It began just after sunset. The news broke, as these things often do, with a call from Al Jazeera's Baghdad producer Osama.

This is a man who lived through the worst of Iraq's violence, yet still manages to smile and laugh. This time, however, he was serious and to the point.

"Imran, I'm hearing that seven car bombs have gone off in Baghdad. Give me five minutes and I'll get you more information."

My mood sank. I'd spent the afternoon with an Iraqi artist called Qasim Sabti at his gallery. He's a gregarious man with a wicked tongue, which he has used to tell tales of writers and poets under Saddam and now under democracy. He was infectious and his tales gave me a sense of optimism for the country. As we drank ice-cold colas he said, "We love life in Iraq, and life loves us."

I thought back to those words as the flurry of information came through. In the end, the death tolls and the scale of the attacks across the country shocked me. Seventeen car bombs - 12 in Baghdad - 91 killed, 245 injured. 

"We Iraqi's love life, and life loves us," I thought. 

Surviving brutality

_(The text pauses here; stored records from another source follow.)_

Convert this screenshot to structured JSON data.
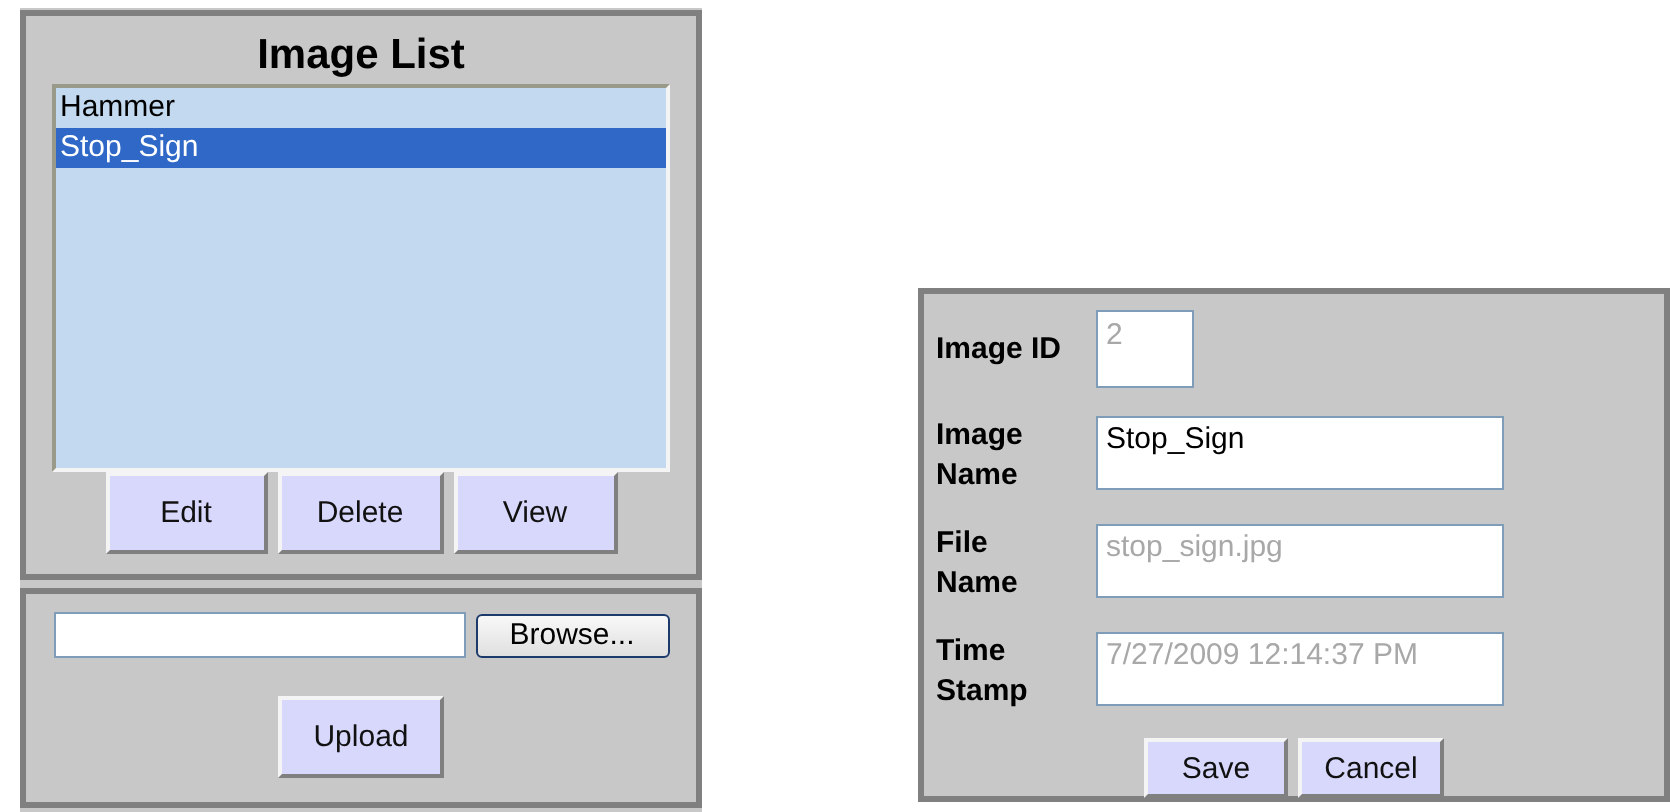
{
  "image_list": {
    "title": "Image List",
    "items": [
      {
        "label": "Hammer",
        "selected": false
      },
      {
        "label": "Stop_Sign",
        "selected": true
      }
    ],
    "buttons": [
      "Edit",
      "Delete",
      "View"
    ]
  },
  "upload": {
    "browse_button": "Browse...",
    "upload_button": "Upload"
  },
  "details": {
    "fields": [
      {
        "label": "Image ID",
        "value": "2",
        "disabled": true,
        "kind": "short"
      },
      {
        "label": "Image Name",
        "value": "Stop_Sign",
        "disabled": false,
        "kind": "wide"
      },
      {
        "label": "File Name",
        "value": "stop_sign.jpg",
        "disabled": true,
        "kind": "wide"
      },
      {
        "label": "Time Stamp",
        "value": "7/27/2009 12:14:37 PM",
        "disabled": true,
        "kind": "wide"
      }
    ],
    "buttons": [
      "Save",
      "Cancel"
    ]
  }
}
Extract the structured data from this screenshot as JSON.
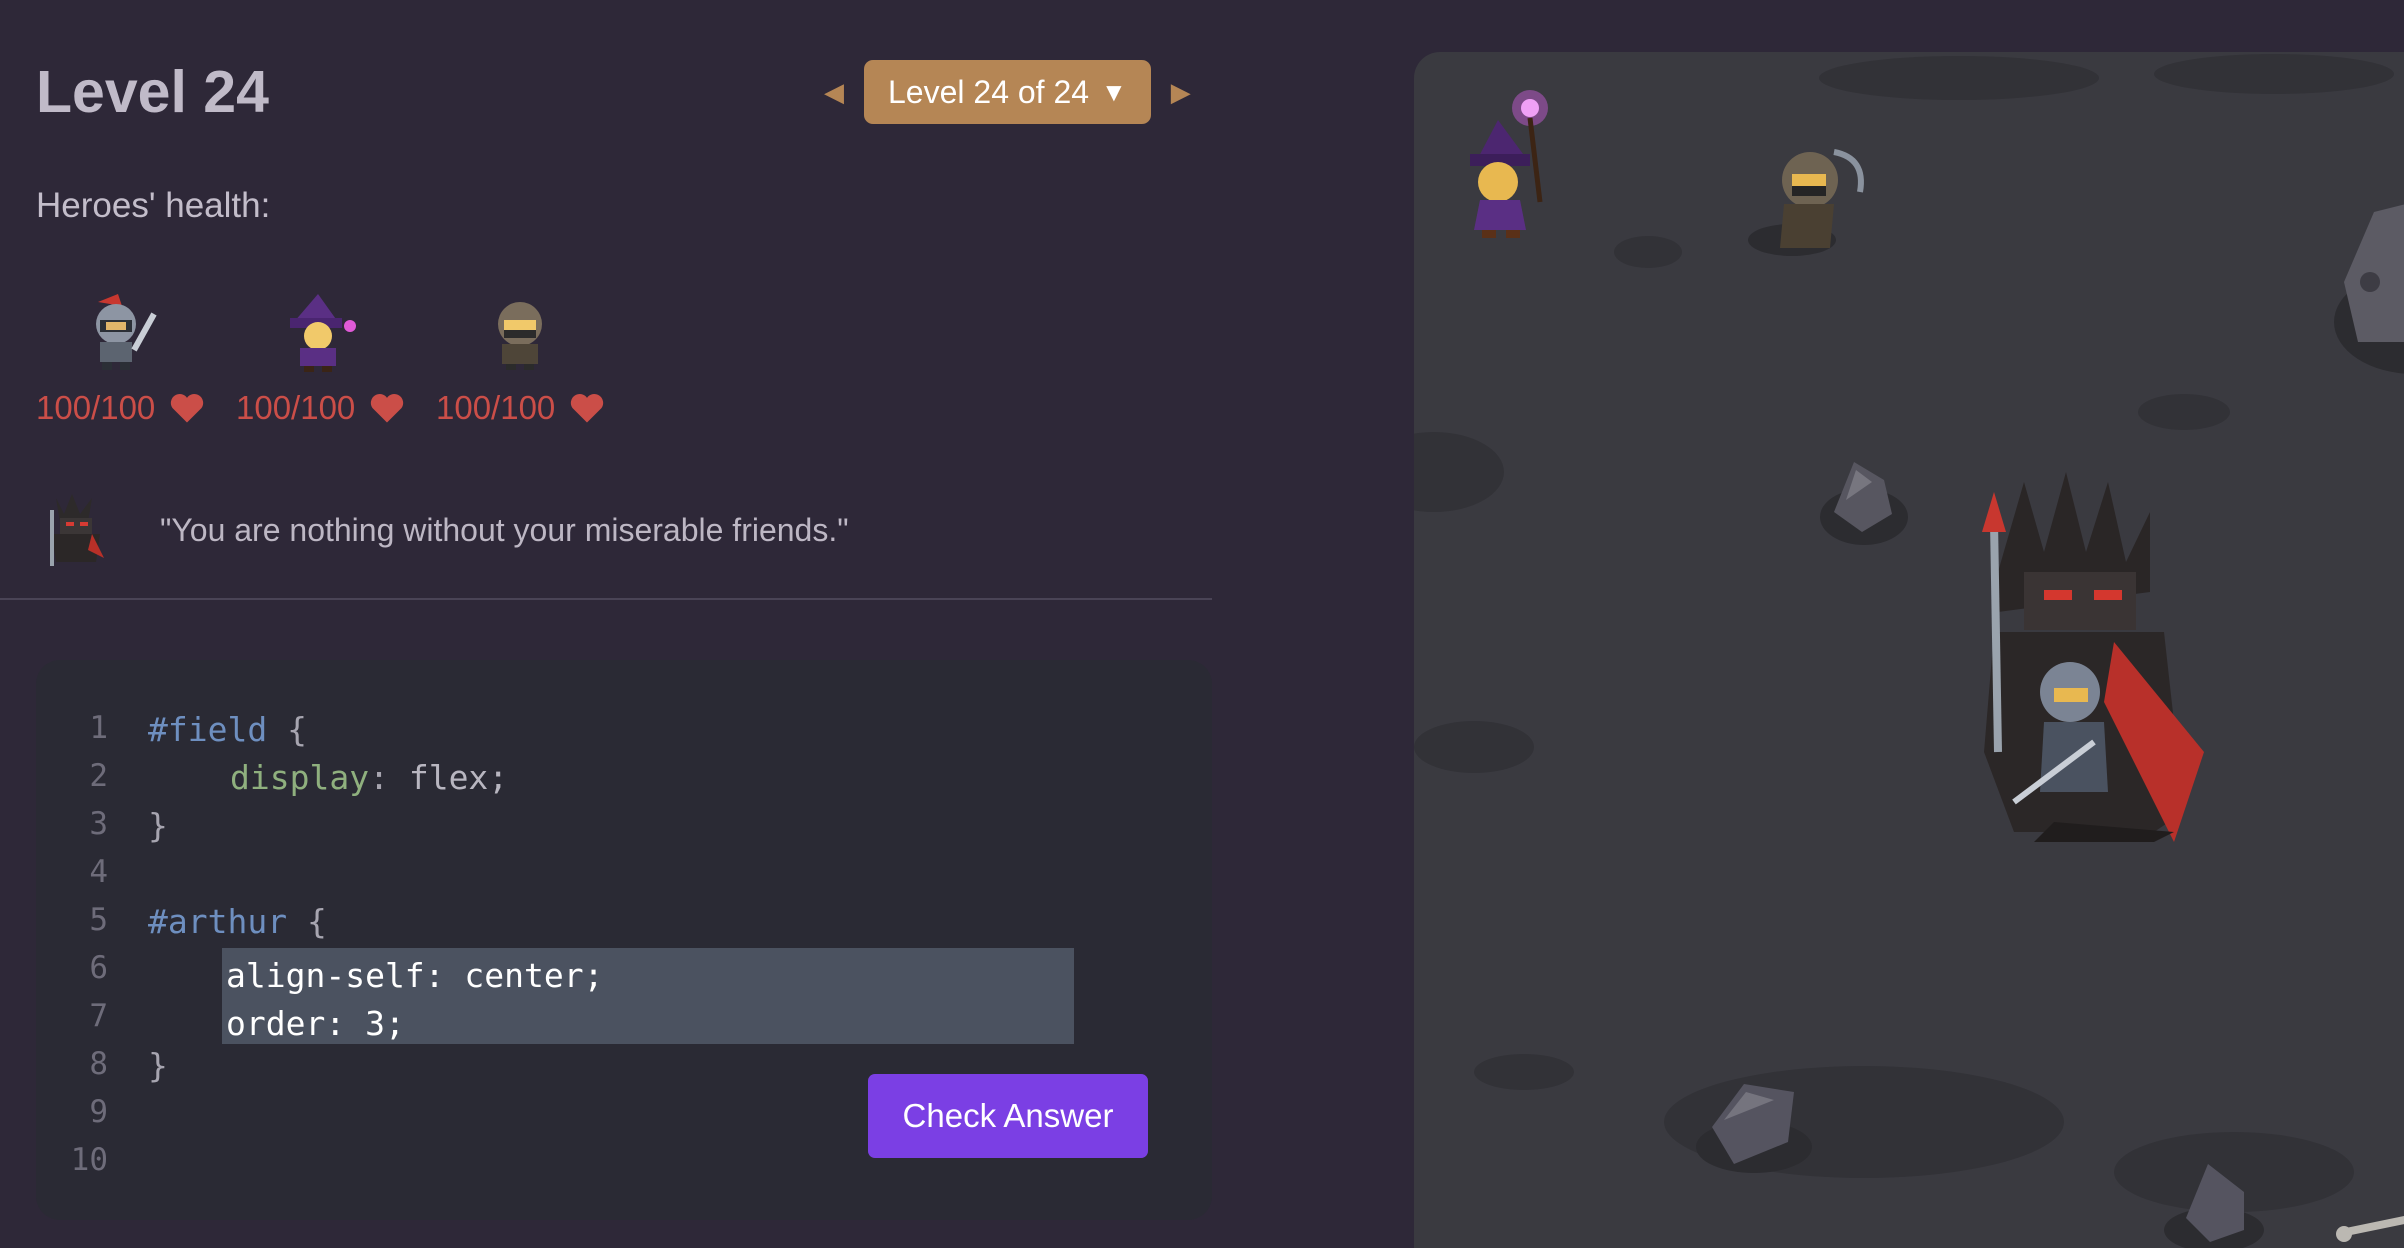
{
  "level": {
    "title": "Level 24",
    "selector_label": "Level 24 of 24"
  },
  "health": {
    "label": "Heroes' health:",
    "heroes": [
      {
        "name": "arthur",
        "hp": "100/100"
      },
      {
        "name": "wizard",
        "hp": "100/100"
      },
      {
        "name": "thief",
        "hp": "100/100"
      }
    ]
  },
  "enemy": {
    "quote": "\"You are nothing without your miserable friends.\""
  },
  "editor": {
    "line_numbers": [
      "1",
      "2",
      "3",
      "4",
      "5",
      "6",
      "7",
      "8",
      "9",
      "10"
    ],
    "field_selector": "#field",
    "open_brace": "{",
    "close_brace": "}",
    "display_prop": "display",
    "display_value": "flex;",
    "colon": ":",
    "arthur_selector": "#arthur",
    "input_value": "align-self: center;\norder: 3;",
    "check_button": "Check Answer"
  },
  "colors": {
    "accent": "#b58655",
    "button": "#7b3fe4",
    "health": "#cb4e48",
    "background": "#2e2838"
  }
}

After a night of on-air reporting, the morning gave me the chance to visit a bombing site. We decided on the Shia neighbourhood of Shaab in the northeast of the city.

It's typical of the style of Baghdad: tiny apartments crowded above shops, with cafes and restaurants dotted around the streets where young men normally sit to play chess and sip tea.

But in the aftermath of two car bombs, the chess pieces had been put down and ‎brooms had been picked up. The sound of broken glass being swept from coarse concrete grated my nerves, a reminder of the brutality that these people had suffered. 

We were surrounded as soon as we began to film. Words, angry and full of hurt, began to tumble from people's mouths. And for good reason.

The damage from the bombs was immense - the street full of blackened metal, doors hanging from hinges. Even though the cars had been removed I could still see blast marks on the floor.

No one had been killed here, but plenty were injured. 

I visited one of the damaged apartments. Blast-seared walls seemed to close in, and debris was scattered across the floor. A young girl, six years old at most, sat crying on her mother's lap. ‎Her family had very little to begin with, and now they have nothing. Thier lifetime's possessions were consumed in seconds by the explosion.

No life to love

This was supposed to be a holiday, a happy Eid. A chance, as Qasim Sabti put it, to enjoy life. There's no enjoyment here, no life to be loved. Only severe pain and fear for the future.

‎They say Baghdad is used to this violent life. I disagree. No one will ever get used to car bombs ripping through their streets, or gun battles raging outside their homes. 

Neighbourhoods are becoming no-go areas and once again in Baghdad's history, this city dividing itself along ethnic lines. 

The attack on Shia neighbourhoods is likely to be the work of a group calling itself Al-Qeada in Iraq. It's stated aim is simple: to transform the country into a Sunni Islamic state. 

It has been able to resurface because the Iraqi army doesn't have the US support it once had. And Sunni tribal militias, formed to combat foreign fighters of the original Al-Qaeda, have been disbanded.

I asked Osama what he thought of the militias coming back. "They have been given state jobs, or gone back to their villages. Others frustrated by the way they were treated have gone back to groups like Al-Qaeda in Iraq. I don't know how this all ends, or even when it will end." 

What is clear, is that an Iraqi solution is required to this Iraqi problem. But on the streets of Shaab, there's little confidence in anyone bringing peace. As one ma‎n said to me, "Our politicians enjoy their money and sit and eat. We just die."

Grim and angry words from car-bomb city.